*ASSIGNED TASK:* Find the string "bold" in the records and copy each line where it occurs.

*RECORDS FOR PROCESSING:*

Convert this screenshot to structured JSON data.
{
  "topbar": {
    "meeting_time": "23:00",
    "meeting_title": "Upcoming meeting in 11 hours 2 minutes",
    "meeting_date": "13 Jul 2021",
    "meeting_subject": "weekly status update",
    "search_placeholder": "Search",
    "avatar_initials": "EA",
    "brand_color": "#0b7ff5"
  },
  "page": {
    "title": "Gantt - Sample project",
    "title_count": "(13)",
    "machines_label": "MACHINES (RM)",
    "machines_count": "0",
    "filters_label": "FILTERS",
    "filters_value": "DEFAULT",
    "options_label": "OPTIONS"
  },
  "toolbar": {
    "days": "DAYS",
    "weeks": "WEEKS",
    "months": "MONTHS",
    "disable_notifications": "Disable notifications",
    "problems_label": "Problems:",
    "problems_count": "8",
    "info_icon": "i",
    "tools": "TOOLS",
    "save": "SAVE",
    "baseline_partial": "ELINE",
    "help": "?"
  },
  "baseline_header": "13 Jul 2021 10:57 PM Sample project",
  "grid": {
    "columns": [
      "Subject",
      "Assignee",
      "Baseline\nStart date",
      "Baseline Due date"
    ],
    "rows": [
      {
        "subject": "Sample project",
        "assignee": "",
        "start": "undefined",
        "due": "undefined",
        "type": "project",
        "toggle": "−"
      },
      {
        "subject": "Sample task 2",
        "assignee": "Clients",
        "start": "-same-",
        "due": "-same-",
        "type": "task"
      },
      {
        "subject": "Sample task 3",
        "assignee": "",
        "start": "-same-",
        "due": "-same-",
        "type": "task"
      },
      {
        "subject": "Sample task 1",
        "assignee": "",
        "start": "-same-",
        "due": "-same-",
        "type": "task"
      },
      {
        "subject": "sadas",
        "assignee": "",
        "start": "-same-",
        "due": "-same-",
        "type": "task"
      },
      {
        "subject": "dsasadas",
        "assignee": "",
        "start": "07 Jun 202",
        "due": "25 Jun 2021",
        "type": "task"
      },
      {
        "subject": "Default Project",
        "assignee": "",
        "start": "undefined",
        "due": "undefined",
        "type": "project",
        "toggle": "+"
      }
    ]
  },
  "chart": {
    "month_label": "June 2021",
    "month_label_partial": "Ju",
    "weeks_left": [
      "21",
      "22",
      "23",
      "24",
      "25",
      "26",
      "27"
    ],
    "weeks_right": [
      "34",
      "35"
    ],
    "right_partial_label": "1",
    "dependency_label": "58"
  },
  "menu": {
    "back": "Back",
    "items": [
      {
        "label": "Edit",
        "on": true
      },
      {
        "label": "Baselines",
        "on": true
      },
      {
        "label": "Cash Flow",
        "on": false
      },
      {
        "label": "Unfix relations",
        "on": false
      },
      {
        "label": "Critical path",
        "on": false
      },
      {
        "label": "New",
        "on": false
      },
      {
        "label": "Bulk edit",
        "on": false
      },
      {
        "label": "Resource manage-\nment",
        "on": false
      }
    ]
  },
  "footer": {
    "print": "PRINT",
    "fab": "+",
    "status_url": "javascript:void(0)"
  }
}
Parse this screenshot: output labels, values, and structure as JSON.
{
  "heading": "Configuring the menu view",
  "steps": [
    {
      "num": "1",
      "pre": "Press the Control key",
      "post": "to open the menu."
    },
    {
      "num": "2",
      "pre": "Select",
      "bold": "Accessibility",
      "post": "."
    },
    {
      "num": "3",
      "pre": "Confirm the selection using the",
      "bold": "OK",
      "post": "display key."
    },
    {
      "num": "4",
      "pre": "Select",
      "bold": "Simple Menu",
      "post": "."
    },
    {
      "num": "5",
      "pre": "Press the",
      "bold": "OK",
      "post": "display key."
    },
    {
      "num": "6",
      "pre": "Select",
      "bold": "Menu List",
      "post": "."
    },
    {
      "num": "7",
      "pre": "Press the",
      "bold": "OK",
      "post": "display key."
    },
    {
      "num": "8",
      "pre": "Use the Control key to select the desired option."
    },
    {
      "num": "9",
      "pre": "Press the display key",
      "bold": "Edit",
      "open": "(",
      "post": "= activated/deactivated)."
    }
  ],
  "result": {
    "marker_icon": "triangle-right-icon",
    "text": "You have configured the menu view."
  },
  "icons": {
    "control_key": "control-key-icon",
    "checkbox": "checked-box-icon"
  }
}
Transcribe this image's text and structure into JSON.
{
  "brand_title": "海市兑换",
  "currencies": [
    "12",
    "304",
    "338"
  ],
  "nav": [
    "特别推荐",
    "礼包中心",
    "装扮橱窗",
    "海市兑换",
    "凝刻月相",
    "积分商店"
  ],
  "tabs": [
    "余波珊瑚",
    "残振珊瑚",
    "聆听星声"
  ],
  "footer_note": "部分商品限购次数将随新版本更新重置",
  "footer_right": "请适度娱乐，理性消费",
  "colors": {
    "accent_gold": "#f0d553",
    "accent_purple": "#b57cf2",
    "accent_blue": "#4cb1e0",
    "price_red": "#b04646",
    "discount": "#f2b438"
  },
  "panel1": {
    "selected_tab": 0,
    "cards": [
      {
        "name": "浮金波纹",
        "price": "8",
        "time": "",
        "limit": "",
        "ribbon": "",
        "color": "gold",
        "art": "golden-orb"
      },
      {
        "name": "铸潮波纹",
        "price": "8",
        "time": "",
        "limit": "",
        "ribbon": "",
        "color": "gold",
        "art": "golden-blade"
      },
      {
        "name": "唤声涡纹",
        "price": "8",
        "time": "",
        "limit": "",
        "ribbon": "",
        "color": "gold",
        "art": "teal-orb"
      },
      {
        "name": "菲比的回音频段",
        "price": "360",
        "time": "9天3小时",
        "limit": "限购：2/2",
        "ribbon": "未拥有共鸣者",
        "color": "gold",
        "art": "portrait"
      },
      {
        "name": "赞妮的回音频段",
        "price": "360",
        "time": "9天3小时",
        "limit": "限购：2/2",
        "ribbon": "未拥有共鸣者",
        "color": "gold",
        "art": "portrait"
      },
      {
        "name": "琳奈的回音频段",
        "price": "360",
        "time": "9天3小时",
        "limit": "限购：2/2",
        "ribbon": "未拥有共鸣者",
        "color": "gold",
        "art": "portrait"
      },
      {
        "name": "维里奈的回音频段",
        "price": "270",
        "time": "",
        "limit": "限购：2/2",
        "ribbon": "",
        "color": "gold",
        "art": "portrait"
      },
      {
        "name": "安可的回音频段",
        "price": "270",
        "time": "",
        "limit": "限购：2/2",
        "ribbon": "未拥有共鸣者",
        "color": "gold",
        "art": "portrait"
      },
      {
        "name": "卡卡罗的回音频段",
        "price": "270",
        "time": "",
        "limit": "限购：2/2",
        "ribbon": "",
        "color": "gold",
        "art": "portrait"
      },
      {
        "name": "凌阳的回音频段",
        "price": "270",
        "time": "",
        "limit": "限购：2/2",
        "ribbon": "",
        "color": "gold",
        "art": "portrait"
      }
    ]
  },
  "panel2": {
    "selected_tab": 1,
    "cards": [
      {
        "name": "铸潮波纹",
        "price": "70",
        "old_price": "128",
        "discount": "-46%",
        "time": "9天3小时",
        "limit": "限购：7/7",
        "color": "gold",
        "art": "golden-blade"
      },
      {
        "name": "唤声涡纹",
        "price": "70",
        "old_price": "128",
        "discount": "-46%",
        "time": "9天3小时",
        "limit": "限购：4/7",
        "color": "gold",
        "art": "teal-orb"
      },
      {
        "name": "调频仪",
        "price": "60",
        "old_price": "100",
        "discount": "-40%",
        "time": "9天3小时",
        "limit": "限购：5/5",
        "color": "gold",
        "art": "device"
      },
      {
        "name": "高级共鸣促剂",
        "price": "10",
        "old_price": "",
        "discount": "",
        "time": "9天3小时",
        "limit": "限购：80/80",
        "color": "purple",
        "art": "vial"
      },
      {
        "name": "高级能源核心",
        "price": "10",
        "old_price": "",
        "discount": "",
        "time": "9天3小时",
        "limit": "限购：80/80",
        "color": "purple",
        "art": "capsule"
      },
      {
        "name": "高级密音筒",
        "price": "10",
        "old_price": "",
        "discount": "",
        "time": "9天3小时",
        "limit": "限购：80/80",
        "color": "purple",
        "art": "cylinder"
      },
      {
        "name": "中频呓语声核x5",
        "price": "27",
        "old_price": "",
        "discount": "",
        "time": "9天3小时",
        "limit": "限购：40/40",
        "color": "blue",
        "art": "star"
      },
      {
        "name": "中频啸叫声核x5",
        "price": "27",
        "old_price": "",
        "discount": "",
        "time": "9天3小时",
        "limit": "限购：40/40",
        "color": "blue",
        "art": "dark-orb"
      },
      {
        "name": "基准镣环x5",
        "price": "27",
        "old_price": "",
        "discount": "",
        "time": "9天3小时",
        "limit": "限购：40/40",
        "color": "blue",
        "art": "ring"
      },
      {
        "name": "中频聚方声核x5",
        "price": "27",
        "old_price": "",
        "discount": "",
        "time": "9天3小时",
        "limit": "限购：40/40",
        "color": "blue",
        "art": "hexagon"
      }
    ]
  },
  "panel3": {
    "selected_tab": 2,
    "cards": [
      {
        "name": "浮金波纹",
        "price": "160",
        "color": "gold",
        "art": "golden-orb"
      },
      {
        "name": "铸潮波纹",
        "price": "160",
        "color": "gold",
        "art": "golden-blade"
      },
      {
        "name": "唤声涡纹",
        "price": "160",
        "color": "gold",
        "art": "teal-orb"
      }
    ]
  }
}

*EXERCISE SOLUTION:*
      "bold": "Accessibility",
      "bold": "OK",
      "bold": "Simple Menu",
      "bold": "OK",
      "bold": "Menu List",
      "bold": "OK",
      "bold": "Edit",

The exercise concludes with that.